Netflix being Netflix, you might assume that its first original series, "House of Cards," would launch Feb. 1 without any offline marketing. The streaming service is so intent on rewriting the syllabus for TV Programming 101, it wouldn't have been out of character for CEO Reed Hastings to praise the power of the almighty algorithms Netflix uses for targeted advertising on its own platform and dismiss all other promotion as folly.
But the fourth-quarter earnings call Wednesday provided a reminder that Hastings hasn't thrown out the entire TV 101 textbook. As this billboard that popped up this week in Los Angeles in the Pico-Robertson neighborhood can attest, Netflix will be doing some conventional marketing for "Cards," albeit in pretty targeted fashion.
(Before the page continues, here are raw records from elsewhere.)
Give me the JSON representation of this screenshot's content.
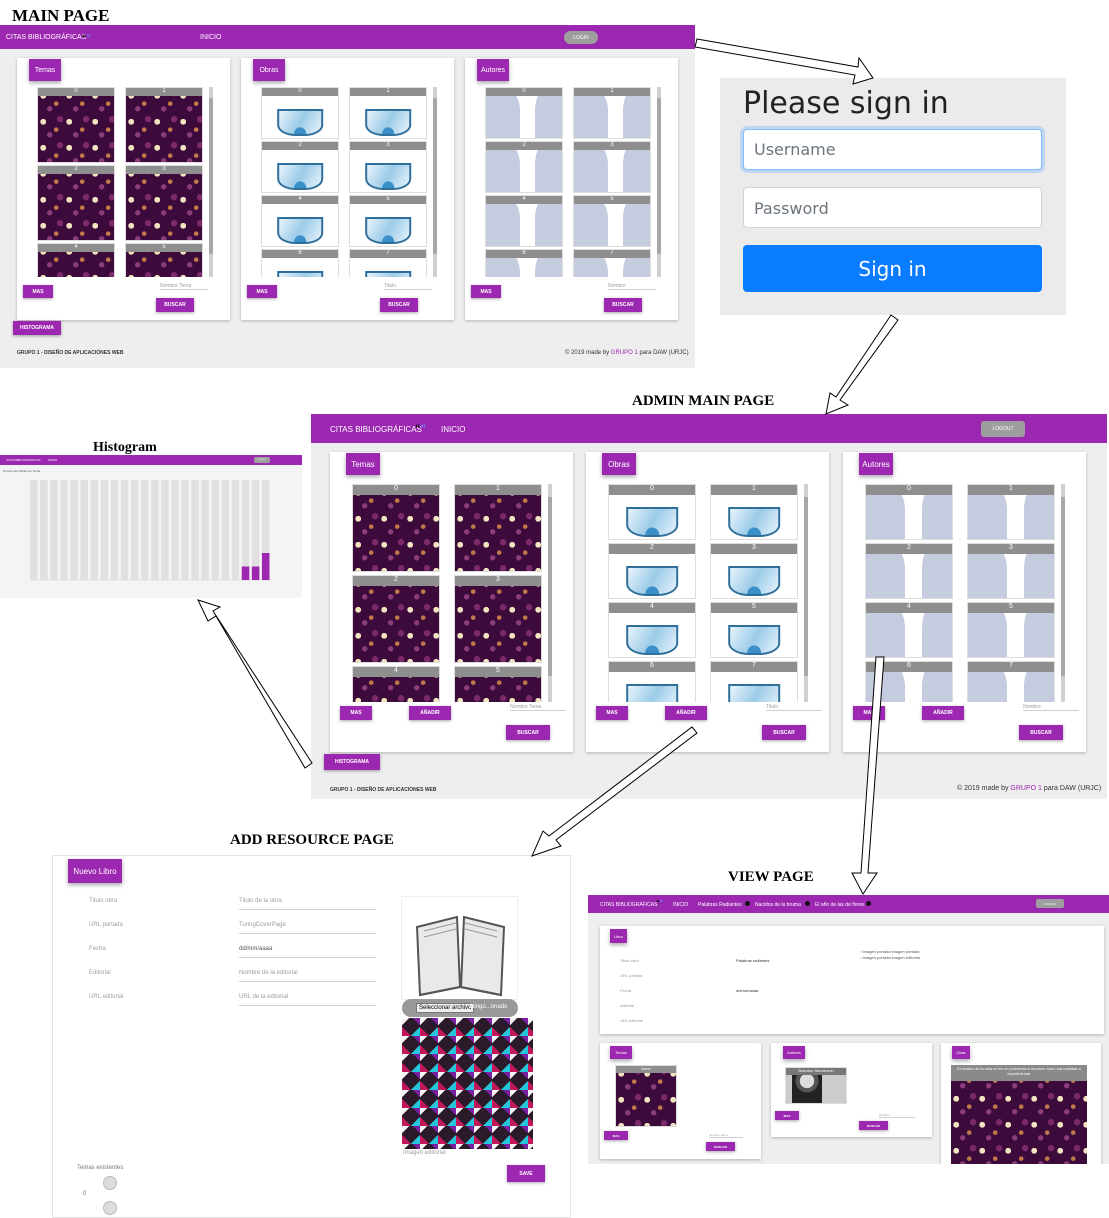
{
  "captions": {
    "main": "MAIN PAGE",
    "admin": "ADMIN MAIN PAGE",
    "histogram": "Histogram",
    "add": "ADD RESOURCE PAGE",
    "view": "VIEW PAGE"
  },
  "main_page": {
    "brand": "CITAS BIBLIOGRÁFICAS",
    "quote_open": "“",
    "quote_close": "”",
    "nav_inicio": "INICIO",
    "login": "LOGIN",
    "cards": [
      {
        "chip": "Temas",
        "more": "MAS",
        "placeholder": "Nombre Tema",
        "search": "BUSCAR",
        "tiles": [
          "0",
          "1",
          "2",
          "3",
          "4",
          "5"
        ]
      },
      {
        "chip": "Obras",
        "more": "MAS",
        "placeholder": "Titulo",
        "search": "BUSCAR",
        "tiles": [
          "0",
          "1",
          "2",
          "3",
          "4",
          "5",
          "6",
          "7"
        ]
      },
      {
        "chip": "Autores",
        "more": "MAS",
        "placeholder": "Nombre",
        "search": "BUSCAR",
        "tiles": [
          "0",
          "1",
          "2",
          "3",
          "4",
          "5",
          "6",
          "7"
        ]
      }
    ],
    "histogram_btn": "HISTOGRAMA",
    "footer_left": "GRUPO 1 - DISEÑO DE APLICACIONES WEB",
    "footer_right_pre": "© 2019 made by",
    "footer_right_link": "GRUPO 1",
    "footer_right_post": "para DAW (URJC)"
  },
  "login": {
    "title": "Please sign in",
    "username_placeholder": "Username",
    "password_placeholder": "Password",
    "button": "Sign in",
    "colors": {
      "button": "#0a7cff",
      "focus": "#80bdff"
    }
  },
  "admin_page": {
    "brand": "CITAS BIBLIOGRÁFICAS",
    "nav_inicio": "INICIO",
    "logout": "LOGOUT",
    "cards": [
      {
        "chip": "Temas",
        "more": "MAS",
        "add": "AÑADIR",
        "placeholder": "Nombre Tema",
        "search": "BUSCAR",
        "tiles": [
          "0",
          "1",
          "2",
          "3",
          "4",
          "5"
        ]
      },
      {
        "chip": "Obras",
        "more": "MAS",
        "add": "AÑADIR",
        "placeholder": "Titulo",
        "search": "BUSCAR",
        "tiles": [
          "0",
          "1",
          "2",
          "3",
          "4",
          "5",
          "6",
          "7"
        ]
      },
      {
        "chip": "Autores",
        "more": "MAS",
        "add": "AÑADIR",
        "placeholder": "Nombre",
        "search": "BUSCAR",
        "tiles": [
          "0",
          "1",
          "2",
          "3",
          "4",
          "5",
          "6",
          "7"
        ]
      }
    ],
    "histogram_btn": "HISTOGRAMA",
    "footer_left": "GRUPO 1 - DISEÑO DE APLICACIONES WEB",
    "footer_right_pre": "© 2019 made by",
    "footer_right_link": "GRUPO 1",
    "footer_right_post": "para DAW (URJC)"
  },
  "histogram_page": {
    "brand": "CITAS BIBLIOGRÁFICAS",
    "nav_inicio": "INICIO",
    "logout": "LOGOUT",
    "ylabel": "Número de Obras por Tema",
    "chart_data": {
      "type": "bar",
      "bars": 24,
      "values_relative": [
        0,
        0,
        0,
        0,
        0,
        0,
        0,
        0,
        0,
        0,
        0,
        0,
        0,
        0,
        0,
        0,
        0,
        0,
        0,
        0,
        0,
        0.3,
        0.3,
        0.6
      ],
      "background_bar_color": "#e0e0e0",
      "value_bar_color": "#9c27b0"
    }
  },
  "add_page": {
    "chip": "Nuevo Libro",
    "fields": [
      {
        "label": "Titulo obra",
        "placeholder": "Titulo de la obra"
      },
      {
        "label": "URL portada",
        "placeholder": "TuringCoverPage"
      },
      {
        "label": "Fecha",
        "placeholder": "dd/mm/aaaa"
      },
      {
        "label": "Editorial",
        "placeholder": "Nombre de la editorial"
      },
      {
        "label": "URL editorial",
        "placeholder": "URL de la editorial"
      }
    ],
    "file_button": "Seleccionar archivo",
    "file_status": "Ningú...onado",
    "image_caption": "Imagen editorial",
    "temas_label": "Temas existentes",
    "temas_count": "0",
    "save": "SAVE"
  },
  "view_page": {
    "brand": "CITAS BIBLIOGRÁFICAS",
    "nav_inicio": "INICIO",
    "nav_items": [
      "Palabras Radiantes",
      "Nacidos de la bruma",
      "El año de las de flores"
    ],
    "logout": "LOGOUT",
    "libro_chip": "Libro",
    "libro_labels": [
      "Titulo obra",
      "URL portada",
      "Fecha",
      "editorial",
      "URL editorial"
    ],
    "libro_values": [
      "Palabras radiantes",
      "",
      "dd/mm/aaaa"
    ],
    "image_alt_1": "Imagen portada imagen portada",
    "image_alt_2": "Imagen portada imagen editorial",
    "temas_chip": "Temas",
    "tema_tile": "Amor",
    "autores_chip": "Autores",
    "autor_tile": "Brandon Sanderson",
    "citas_chip": "Citas",
    "cita_text": "El motivo de la vida no es un problema a resolver, sino una realidad a experimentar",
    "more": "MAS",
    "search": "BUSCAR",
    "placeholder_temas": "Nombre Tema",
    "placeholder_autores": "Nombre"
  }
}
"We’re also generating a lot of attention in certain cities doing a highly concentrated, large scale promotion to be able to see what the effects of ours to stimulate the creative community awareness and generally build a lot of buzz around those shows," said Hastings.
Translation: Netflix's push into original programming has to be on Hollywood's radar in order to spur more interest from producers and talent that it is a new home for their wares. No doubt big cities where Netflix usage over-indexes will get their share of promotion as well, targeting the "influencer" crowd.
That said, the billboard is a pitch-perfect marketing execution. There's that bold image of "Cards" star Kevin Spacey that grabs your attention, but the accompanying copy distills all the right messaging that needs to get across to consumers who aren't accustomed to seeing Netflix as more than a home for library programming. And there's that "All Episodes" reference to the service's binge-viewing style.
Netflix CFO David Wells also indicated on the call there will be some TV promo spend, so keep an eye out for "Cards" commercials on those old-fashioned TVs.